What can teachers do?

  1. Teachers and parents can work together to reposition literacy in the home environment. Knowing that most parents only have a low education, teachers can take the lead in helping parents realise the potential that lies in their efforts. Teachers and parents may have different views on what provides a literate home. As such, the work given to the child from school may not be treated with the importance it deserves because parents may not believe in that strategy. There is need to bridge the gap in the understanding of what literacy means by building an account of literate behaviours that need to be encouraged in the home.
  2. Teachers can introduce parents to strategies that enhance literacy home environments. Teachers must emphasise resources that are contextually available to parents.
  3. Teachers can recognise the autonomous and synergic contribution of both the school and the home literacy environment in literacy acquisition. Regardless of the level of education, parents should be treated with the important position they occupy as their children’s earliest teachers.
  4. Teachers can localise and contextualise literacy artefacts. Due to generational patterns of reading, bombarding parents with new strategies may be overwhelming; teachers may wish to facilitate this process by starting with what is locally available, accessible, and easy to learn.
  5. Teachers can implore parents to actively get involved in literacy activities. As many parents are illiterate, this would be an opportunity for them to also learn basic literacy skills; as such, parents in turn are benefitting from the literacy activities. Baker37Baker, L., Afflerbach, P., & Reinking, D. (1996). Developing engaged readers in school and home communities: An overview. Developing engaged readers in school and home communities, 13-27. notes that home-school partnerships can have a positive effect on literacy if families and teachers together develop ways of communicating and building meaningful curricula that extend the insular classroom community. The key elements of reciprocity and respect must be locally interpreted and jointly construed by parents and teachers.
  6. Teachers should have a background knowledge on the literacy environment a child comes from. This will help teachers identify those children who come from less literate homes. These children and parents may need more teacher input than those from a richer home literacy environment.
  7. Teachers can develop a home literacy checklist with basic behaviours that will help the teacher in the identification process of the different home literacy environments. Examples of what teachers could strive to realise may include but are not limited to making sure that:

a. appropriate books for children are easily accessible;

b. there are large amounts of print material for adults in the house, including books, magazines, and newspapers;

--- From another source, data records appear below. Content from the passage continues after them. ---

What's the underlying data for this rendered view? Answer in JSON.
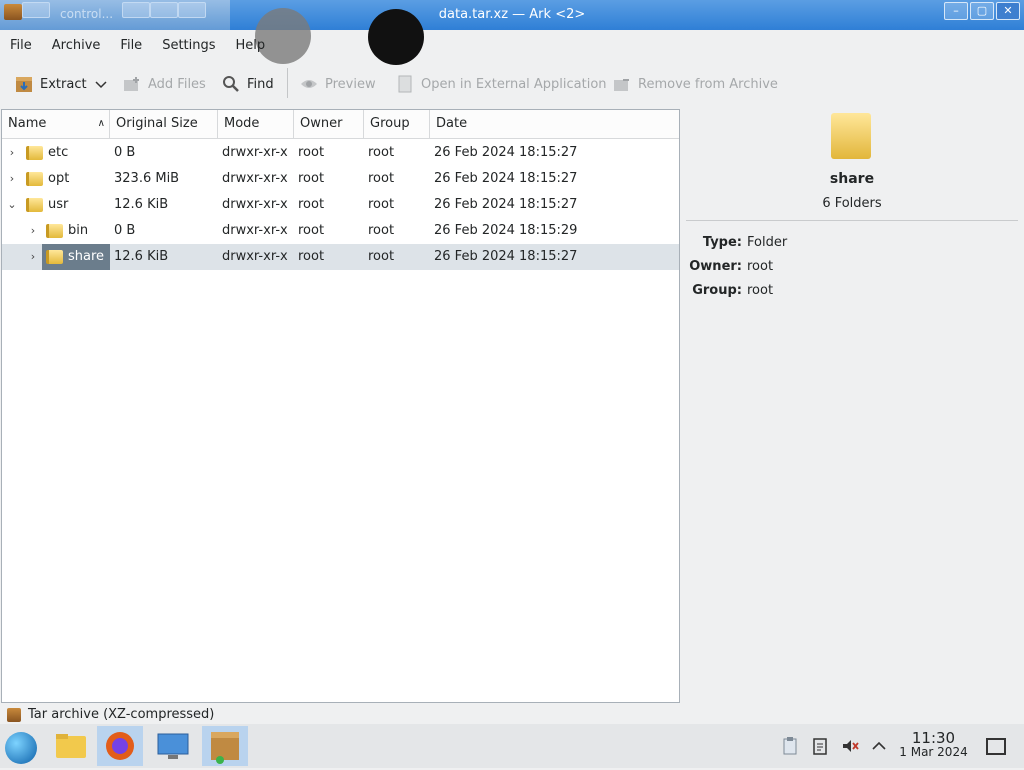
{
  "window": {
    "title": "data.tar.xz — Ark <2>",
    "ghost_title": "control..."
  },
  "menu": [
    "File",
    "Archive",
    "File",
    "Settings",
    "Help"
  ],
  "toolbar": {
    "extract": "Extract",
    "add_files": "Add Files",
    "find": "Find",
    "preview": "Preview",
    "open_external": "Open in External Application",
    "remove": "Remove from Archive"
  },
  "tree": {
    "columns": [
      "Name",
      "Original Size",
      "Mode",
      "Owner",
      "Group",
      "Date"
    ],
    "rows": [
      {
        "name": "etc",
        "size": "0 B",
        "mode": "drwxr-xr-x",
        "owner": "root",
        "group": "root",
        "date": "26 Feb 2024 18:15:27"
      },
      {
        "name": "opt",
        "size": "323.6 MiB",
        "mode": "drwxr-xr-x",
        "owner": "root",
        "group": "root",
        "date": "26 Feb 2024 18:15:27"
      },
      {
        "name": "usr",
        "size": "12.6 KiB",
        "mode": "drwxr-xr-x",
        "owner": "root",
        "group": "root",
        "date": "26 Feb 2024 18:15:27"
      },
      {
        "name": "bin",
        "size": "0 B",
        "mode": "drwxr-xr-x",
        "owner": "root",
        "group": "root",
        "date": "26 Feb 2024 18:15:29"
      },
      {
        "name": "share",
        "size": "12.6 KiB",
        "mode": "drwxr-xr-x",
        "owner": "root",
        "group": "root",
        "date": "26 Feb 2024 18:15:27"
      }
    ]
  },
  "info": {
    "name": "share",
    "summary": "6 Folders",
    "type_label": "Type:",
    "type_value": "Folder",
    "owner_label": "Owner:",
    "owner_value": "root",
    "group_label": "Group:",
    "group_value": "root"
  },
  "status": "Tar archive (XZ-compressed)",
  "taskbar": {
    "time": "11:30",
    "date": "1 Mar 2024"
  },
  "colors": {
    "titlebar": "#2f7fd6",
    "selection": "#6b7d8c",
    "folder": "#e3b93b"
  }
}
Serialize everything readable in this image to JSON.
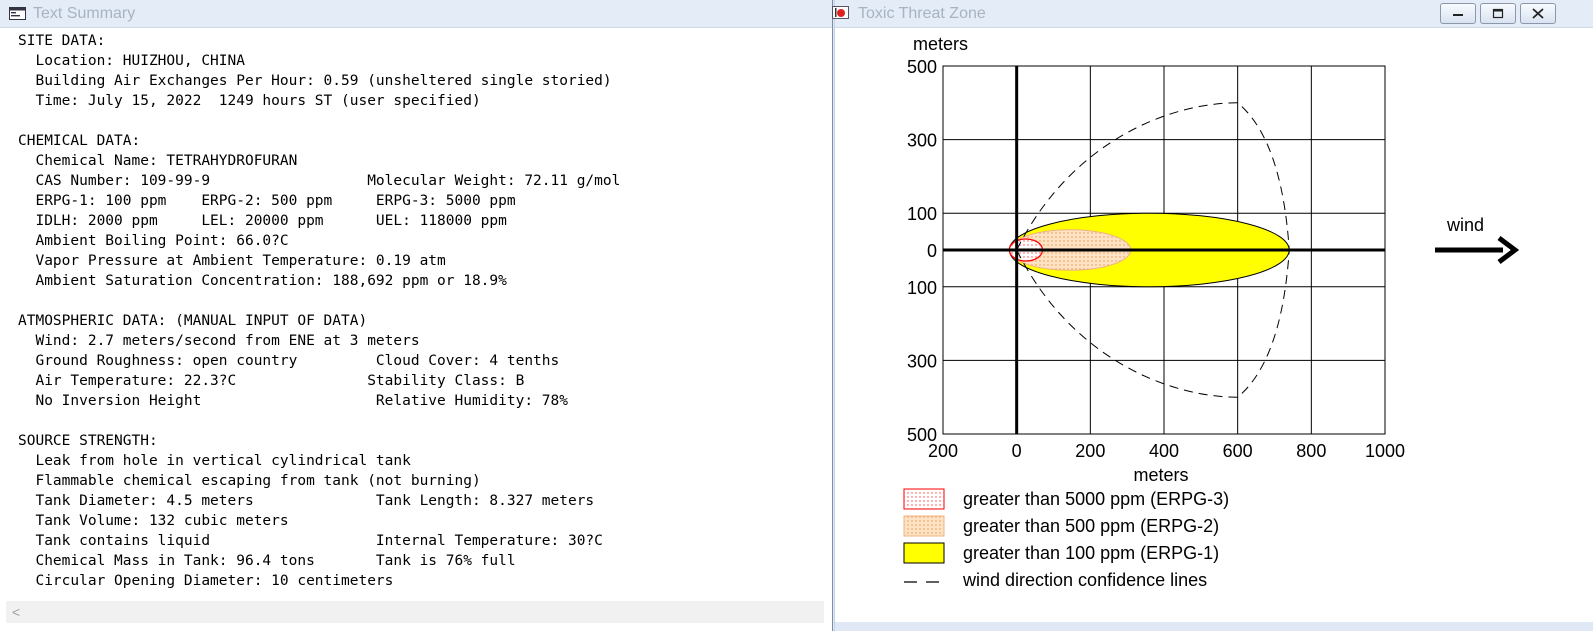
{
  "left_window": {
    "title": "Text Summary",
    "lines": [
      "SITE DATA:",
      "  Location: HUIZHOU, CHINA",
      "  Building Air Exchanges Per Hour: 0.59 (unsheltered single storied)",
      "  Time: July 15, 2022  1249 hours ST (user specified)",
      "",
      "CHEMICAL DATA:",
      "  Chemical Name: TETRAHYDROFURAN",
      "  CAS Number: 109-99-9                  Molecular Weight: 72.11 g/mol",
      "  ERPG-1: 100 ppm    ERPG-2: 500 ppm     ERPG-3: 5000 ppm",
      "  IDLH: 2000 ppm     LEL: 20000 ppm      UEL: 118000 ppm",
      "  Ambient Boiling Point: 66.0?C",
      "  Vapor Pressure at Ambient Temperature: 0.19 atm",
      "  Ambient Saturation Concentration: 188,692 ppm or 18.9%",
      "",
      "ATMOSPHERIC DATA: (MANUAL INPUT OF DATA)",
      "  Wind: 2.7 meters/second from ENE at 3 meters",
      "  Ground Roughness: open country         Cloud Cover: 4 tenths",
      "  Air Temperature: 22.3?C               Stability Class: B",
      "  No Inversion Height                    Relative Humidity: 78%",
      "",
      "SOURCE STRENGTH:",
      "  Leak from hole in vertical cylindrical tank",
      "  Flammable chemical escaping from tank (not burning)",
      "  Tank Diameter: 4.5 meters              Tank Length: 8.327 meters",
      "  Tank Volume: 132 cubic meters",
      "  Tank contains liquid                   Internal Temperature: 30?C",
      "  Chemical Mass in Tank: 96.4 tons       Tank is 76% full",
      "  Circular Opening Diameter: 10 centimeters"
    ],
    "scroll_left_glyph": "<"
  },
  "right_window": {
    "title": "Toxic Threat Zone",
    "buttons": [
      "minimize",
      "maximize",
      "close"
    ]
  },
  "colors": {
    "erpg1_fill": "#ffff00",
    "erpg2_fill": "#fbd6b0",
    "erpg3_outline": "#ff0000",
    "grid": "#000000"
  },
  "chart_data": {
    "type": "area",
    "xlabel": "meters",
    "ylabel": "meters",
    "xlim": [
      -200,
      1000
    ],
    "ylim": [
      -500,
      500
    ],
    "x_ticks": [
      "200",
      "0",
      "200",
      "400",
      "600",
      "800",
      "1000"
    ],
    "y_ticks": [
      "500",
      "300",
      "100",
      "0",
      "100",
      "300",
      "500"
    ],
    "grid": true,
    "wind_label": "wind",
    "zones": [
      {
        "name": "greater than 5000 ppm (ERPG-3)",
        "x_min": -20,
        "x_max": 70,
        "half_width": 30
      },
      {
        "name": "greater than 500 ppm (ERPG-2)",
        "x_min": -20,
        "x_max": 310,
        "half_width": 55
      },
      {
        "name": "greater than 100 ppm (ERPG-1)",
        "x_min": -20,
        "x_max": 740,
        "half_width": 100
      }
    ],
    "confidence_lines": {
      "name": "wind direction confidence lines",
      "tip_x": 600,
      "tip_y": 400,
      "max_x": 740
    },
    "legend": [
      {
        "label": "greater than 5000 ppm (ERPG-3)",
        "style": "erpg3"
      },
      {
        "label": "greater than 500 ppm (ERPG-2)",
        "style": "erpg2"
      },
      {
        "label": "greater than 100 ppm (ERPG-1)",
        "style": "erpg1"
      },
      {
        "label": "wind direction confidence lines",
        "style": "dash"
      }
    ]
  }
}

c. children are read to on a regular basis;

d. children are exposed to adults reading regularly;

e. children are provided with space for reading; and

f. parents provide guidance and encouragement for reading.